The End of the Local


Given that some recent posts have dealt with the contrast between central and local control over violence, this from Jason Sorens is interesting:

In 1927, local revenue decentralization (LRD) still stood at 73%, nearly twice the level it is today. By 1932, near the nadir of the Depression, that had fallen to 68%. Under “that man in the White House,” the pace of centralization accelerated, as within two years LRD was at 59%, dropping further to 49% by 1940, not far from where it is today. To be fair, state politicians like Huey P. Long deserve some share of the blame or credit, depending on one’s perspective, for their attempts to set up state-level mini-New Deals. The federal role in centralization largely has to do with the expansion of federal grants to state and local governments, reducing the importance of autonomous revenue sources. The point is that within the space of about a dozen years, the U.S. political economy was transformed from one of extensive decentralization and robust local autonomy to one of federal dominance.

The remaining centralization episodes include the periods between 1940 and 1946 (-3% LRD), 1961-1969 (-6% LRD), 1971-1977 (-5% LRD), and 1991-1995 (-3% LRD). The latter two periods are probably associated with state supreme court decisions mandating state aid to local public schools, which in states like New Jersey and Vermont have been associated with noticeable jumps down in LRD. The escalation of the War on Drugs under Nixon, with its concomitant federal grants to local police departments, might also account for the 1970s trend.

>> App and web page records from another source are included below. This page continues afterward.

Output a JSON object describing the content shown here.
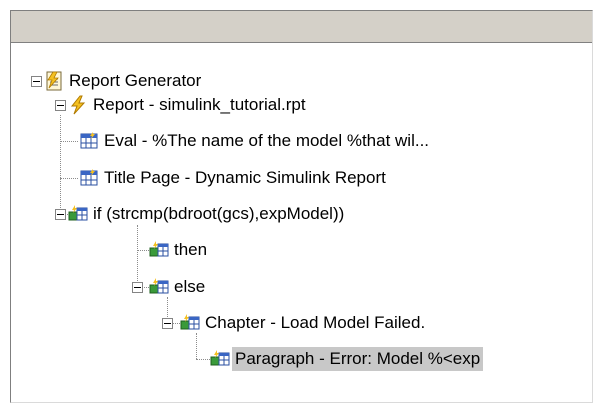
{
  "tree": {
    "items": [
      {
        "label": "Report Generator",
        "icon": "report-generator-icon"
      },
      {
        "label": "Report - simulink_tutorial.rpt",
        "icon": "report-lightning-icon"
      },
      {
        "label": "Eval - %The name of the model %that wil...",
        "icon": "table-component-icon"
      },
      {
        "label": "Title Page - Dynamic Simulink Report",
        "icon": "table-component-icon"
      },
      {
        "label": "if (strcmp(bdroot(gcs),expModel))",
        "icon": "logical-component-icon"
      },
      {
        "label": "then",
        "icon": "logical-component-icon"
      },
      {
        "label": "else",
        "icon": "logical-component-icon"
      },
      {
        "label": "Chapter - Load Model Failed.",
        "icon": "logical-component-icon"
      },
      {
        "label": "Paragraph - Error: Model %<exp",
        "icon": "logical-component-icon",
        "selected": true
      }
    ]
  }
}
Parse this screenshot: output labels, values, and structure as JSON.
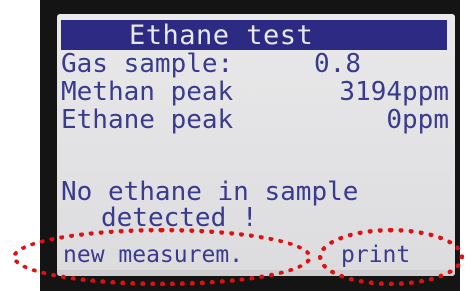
{
  "screen": {
    "title": "Ethane test",
    "rows": [
      {
        "label": "Gas sample:",
        "value": "0.8"
      },
      {
        "label": "Methan peak",
        "value": "3194ppm"
      },
      {
        "label": "Ethane peak",
        "value": "0ppm"
      }
    ],
    "message": {
      "line1": "No ethane in sample",
      "line2": "detected !"
    },
    "softkeys": {
      "left": "new measurem.",
      "right": "print"
    }
  },
  "colors": {
    "title_bar": "#2c2a82",
    "lcd_text": "#3a3a8e",
    "annotation": "#e01010"
  }
}
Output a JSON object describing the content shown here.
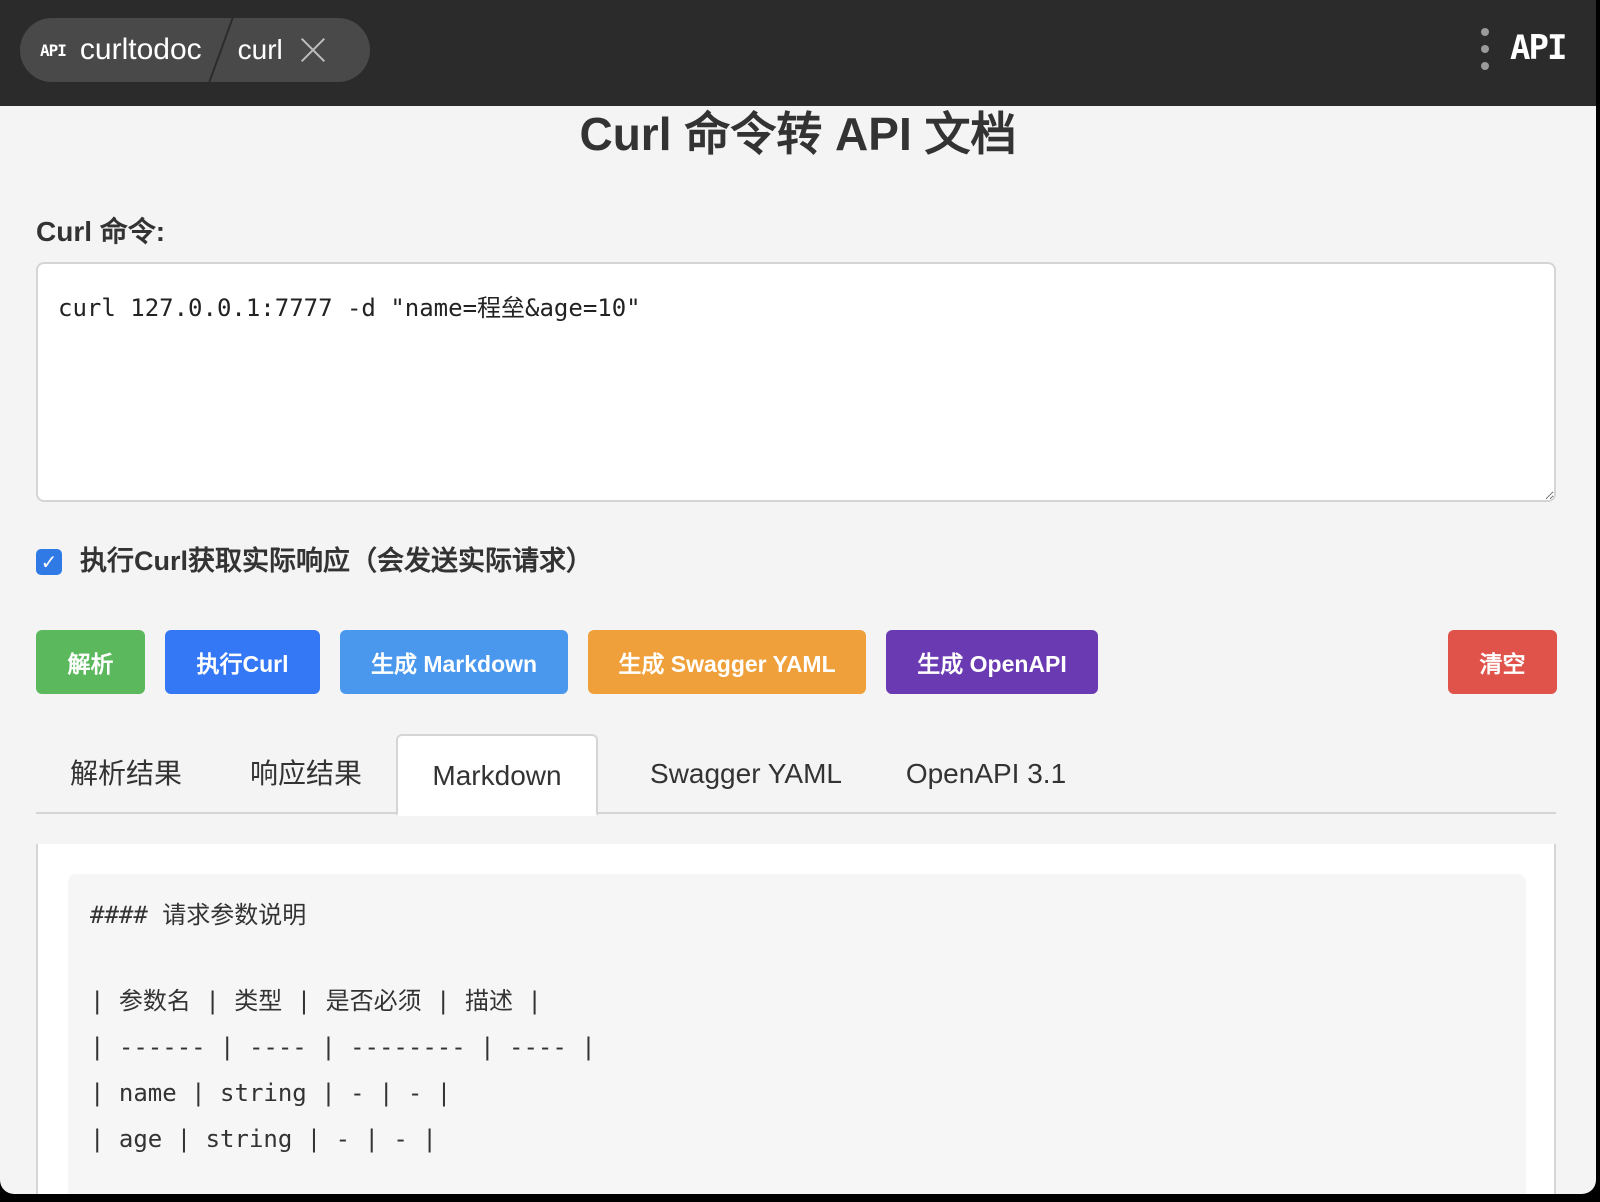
{
  "titlebar": {
    "logo_text": "API",
    "app_name": "curltodoc",
    "command_name": "curl",
    "brand": "API"
  },
  "page": {
    "title": "Curl 命令转 API 文档",
    "curl_label": "Curl 命令:",
    "curl_value": "curl 127.0.0.1:7777 -d \"name=程垒&age=10\"",
    "execute_checkbox_checked": true,
    "execute_checkbox_label": "执行Curl获取实际响应（会发送实际请求）"
  },
  "buttons": {
    "parse": "解析",
    "exec": "执行Curl",
    "markdown": "生成 Markdown",
    "swagger": "生成 Swagger YAML",
    "openapi": "生成 OpenAPI",
    "clear": "清空"
  },
  "tabs": {
    "active": "Markdown",
    "items": [
      "解析结果",
      "响应结果",
      "Markdown",
      "Swagger YAML",
      "OpenAPI 3.1"
    ]
  },
  "markdown_output": {
    "lines": [
      "#### 请求参数说明",
      "| 参数名 | 类型 | 是否必须 | 描述 |",
      "| ------ | ---- | -------- | ---- |",
      "| name | string | - | - |",
      "| age | string | - | - |"
    ]
  },
  "colors": {
    "parse": "#5cb85c",
    "exec": "#3478f6",
    "markdown": "#4a98ee",
    "swagger": "#f0a03a",
    "openapi": "#6a3ab3",
    "clear": "#e0534a",
    "titlebar": "#2b2b2b"
  }
}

The 1960s centralization almost surely has to do with the expansion of the federal welfare state, which partly crowded out the pre-existing safety nets set up by local governments.

This describes a remarkable shift in terms of the balance of power between the federal government and localities (and it’s unclear exactly how Jason is defining “local” here). It’s intriguing to think of how this has played out in terms of control over legitimate use of violence; in most cases this seems largely to have stayed in the purview of localities, although state and federal policing certainly increased over the course of the twentieth century, as did mechanisms for influence on and oversight of local policing organizations.

  • Facebook
  • Twitter
  • Google+
  • Linkedin
  • Pinterest
It is main inner container footer text